Stanton, Del., July 6, 2011 — Richard Porter would very much like to add his name to the legendary local connections who have won the Delaware Valley’s most prestigious race - the mile-and-a-quarter $750,000 Grade II Delaware Handicap. The native of Wilmington, Delaware, who owns Fox Hill Farm, has campaigned the likes of Hard Spun, Eight Belles, Round Pond, Old Fashioned, Kodiak Kowboy and Rockport Harbor, but he has never won the filly and mare summer classic. On July 16, he will have his best shot when Havre de Grace, the current leading filly and mare in the nation, goes postward in the race they have run for nearly 74 years in the state he calls home.

“It is certainly high on the list and right up there with some of the most prestigious races in the country,” said Porter. “Obviously being from Delaware and being the biggest race in Delaware, it is high, very high, on my list.
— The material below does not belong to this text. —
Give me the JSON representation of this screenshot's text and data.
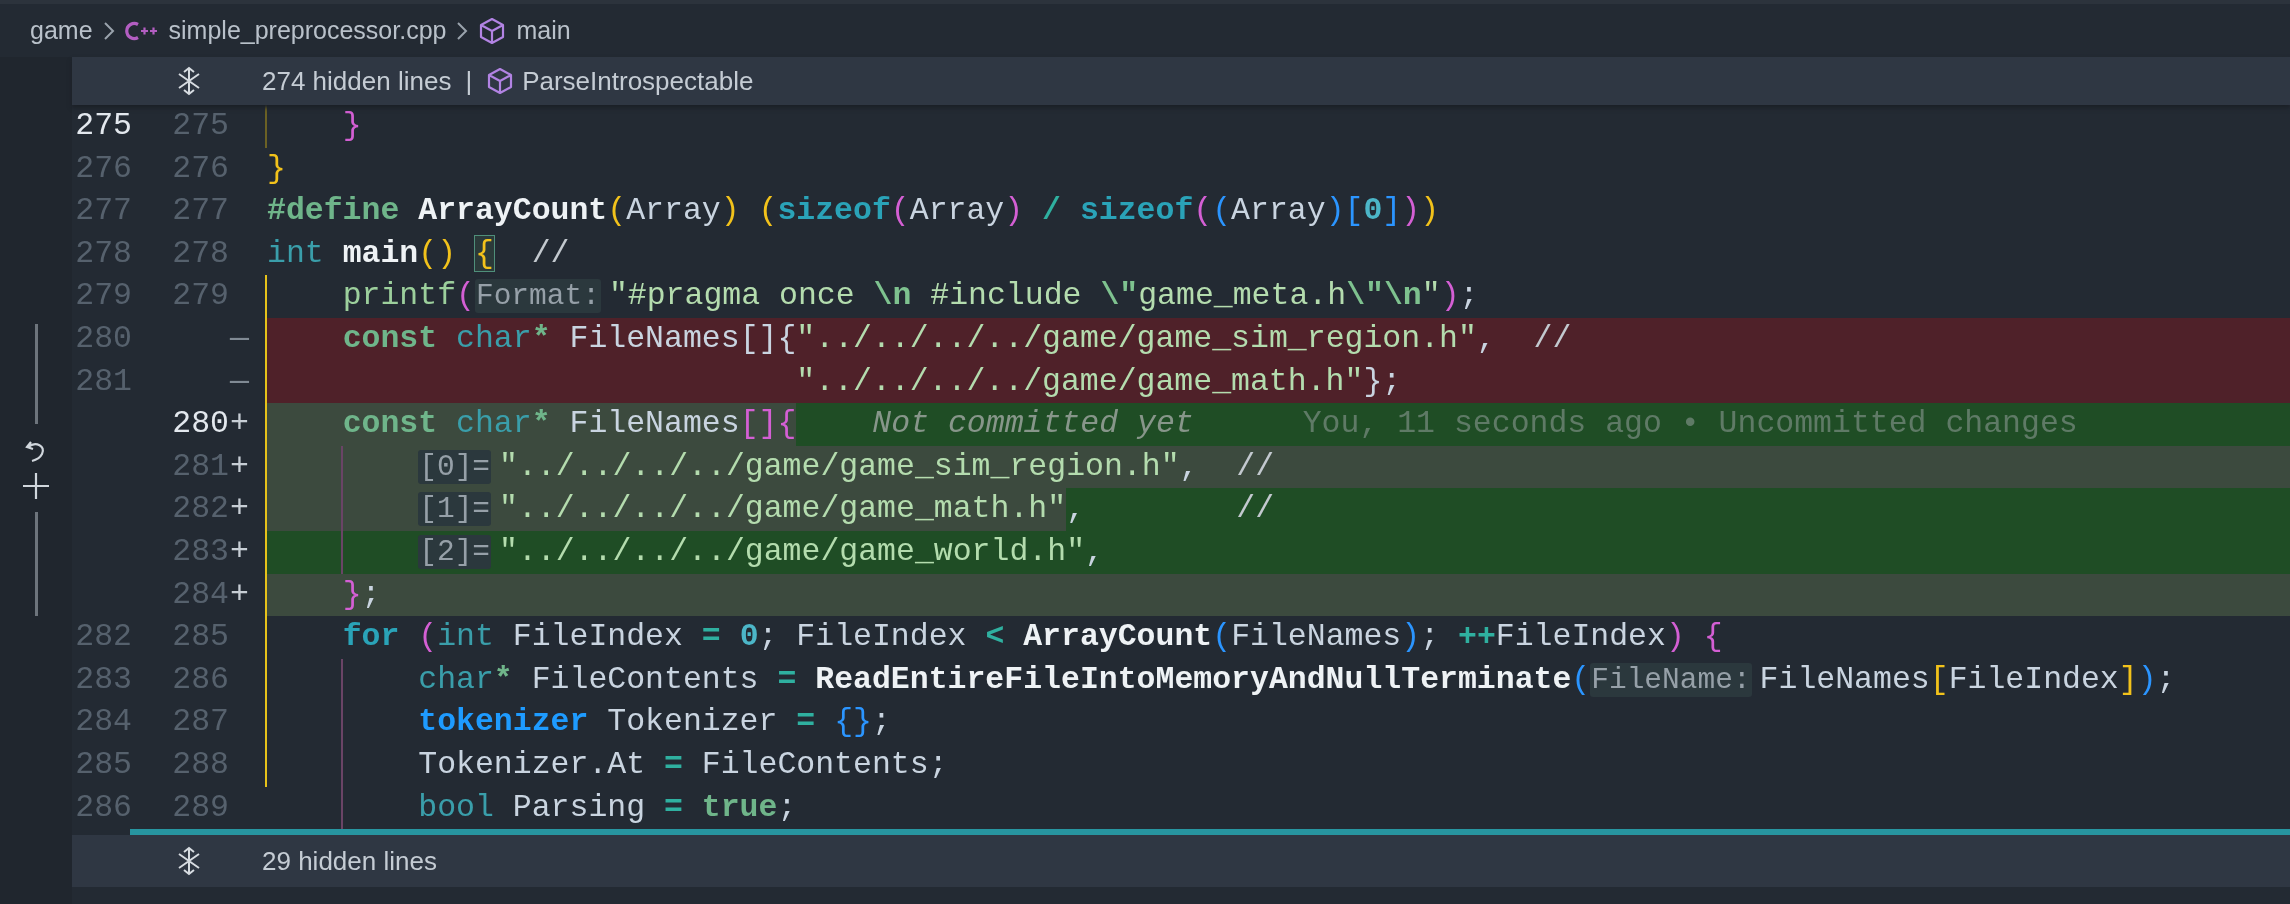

We thought a few times we had some nice horses that might win it for us, but for some reason or another they just did not work out the way we had hoped.

The name of past local winners reads like a litany of who’s who in the history of horse racing and is a testament to the deep roots enjoyed by the sport on the eastern shore of Maryland, in southeastern Pennsylvania and in southern New Jersey and Delaware.

William duPont’s Foxcatcher Farm, the founder of Delaware Park, won the first Del ‘Cap ever in 1937 with Rosenna and followed with a victory in 1955 with Parlo. Donald P. Ross’ Brandywine Stable, who campaigned the 1962 Preakness winner Greek Money, won the race in 1944 with Everget and then again in 1966 with Open Fire. Jane and Harry Lunger’s Christiana Stable, who raced the famed Linkage in the early 1980s and brilliant filly Go For Wand in the early 1990s, won the race a record four times, twice with Endine in 1958 and 1959 and then with the dam of Go For Wand, Obeah, in 1969 and 1970. Mrs. Allaire duPont’s Bohemia Stable, who campaigned five-time Horse of the Year Kelso (1960 to 1964), notched a Del ‘Cap victory in 1968 with Politely and in 1991 with Crowned.



More recently, Billy Turner, the trainer of the 1977 Triple Crown winner Seattle Slew, won the race in 1995, when the race only carried a purse of $150,000, with Night Fax and was quoted by the media as saying “this is a race I have always wanted to win,” because of his roots in the area. H. Graham Motion, this year’s Kentucky Derby winning trainer with Animal Kingdom, won the race in 1997 with Power Play and just missed his second Del ‘Cap score in 2002 when longshot Your Out was nailed on the wire by the favorite Summer Colony. Ramon Dominguez, former five-time leading Delaware Park jockey and current top rider in New York, won his first Delaware Handicap in 2001 with Irving’s Baby and then followed with his second in 2007 aboard Unbridled Belle.

“I remember the last Delaware Handicap I was in,” said Porter. “The day before we won the Delaware Oaks with Zonk in 2001. (Mike) McCarthy rode her, and she paid $70.00. We had Jostle in the Delaware Handicap, and there was a lot of press that no owner had won both the Oaks and the Del ‘Cap in the same year. Jostle was the favorite and Jerry Bailey was coming down to ride, so it looked good for us, but Jostle just did not have it that day.”

Havre de Grace, named after the former racetrack on the eastern shore of Maryland, is unbeaten in three starts this year. Her most recent win came in the local prep for the Delaware Handicap, the Grade III Obeah Stakes on June 11. Last year, the 4-year-old daughter of Saint Liam posted a record of two wins from six starts and just missed winning the Delaware Oaks when she ran second, beaten by a nose by the eventual 3-year-old filly champion Blind Luck. In 2009, the Kentucky-bred conditioned by J. Larry Jones, broke her maiden at Delaware Park. She has a career record of six wins, three seconds and two thirds from 11 starts, with earnings of $1,371,175.

The Delaware Handicap always figured very prominently in Havre de Grace’s 4-year-old campaign.

“Larry (Jones) and I have been talking about the Del ‘Cap all along,” Porter said. “When I first gave Larry the horse before her 4-year-old season, I told him she might be the horse that could win the big one at Delaware. She is obviously one of the nicest looking horses I have ever had. As far as talent and accomplishments, I would put her right up there with Hard Spun. She might be a better horse then Hard Spun. I hope she turns out to be the best horse I have ever had, and I have been fortunate enough to have some nice ones.”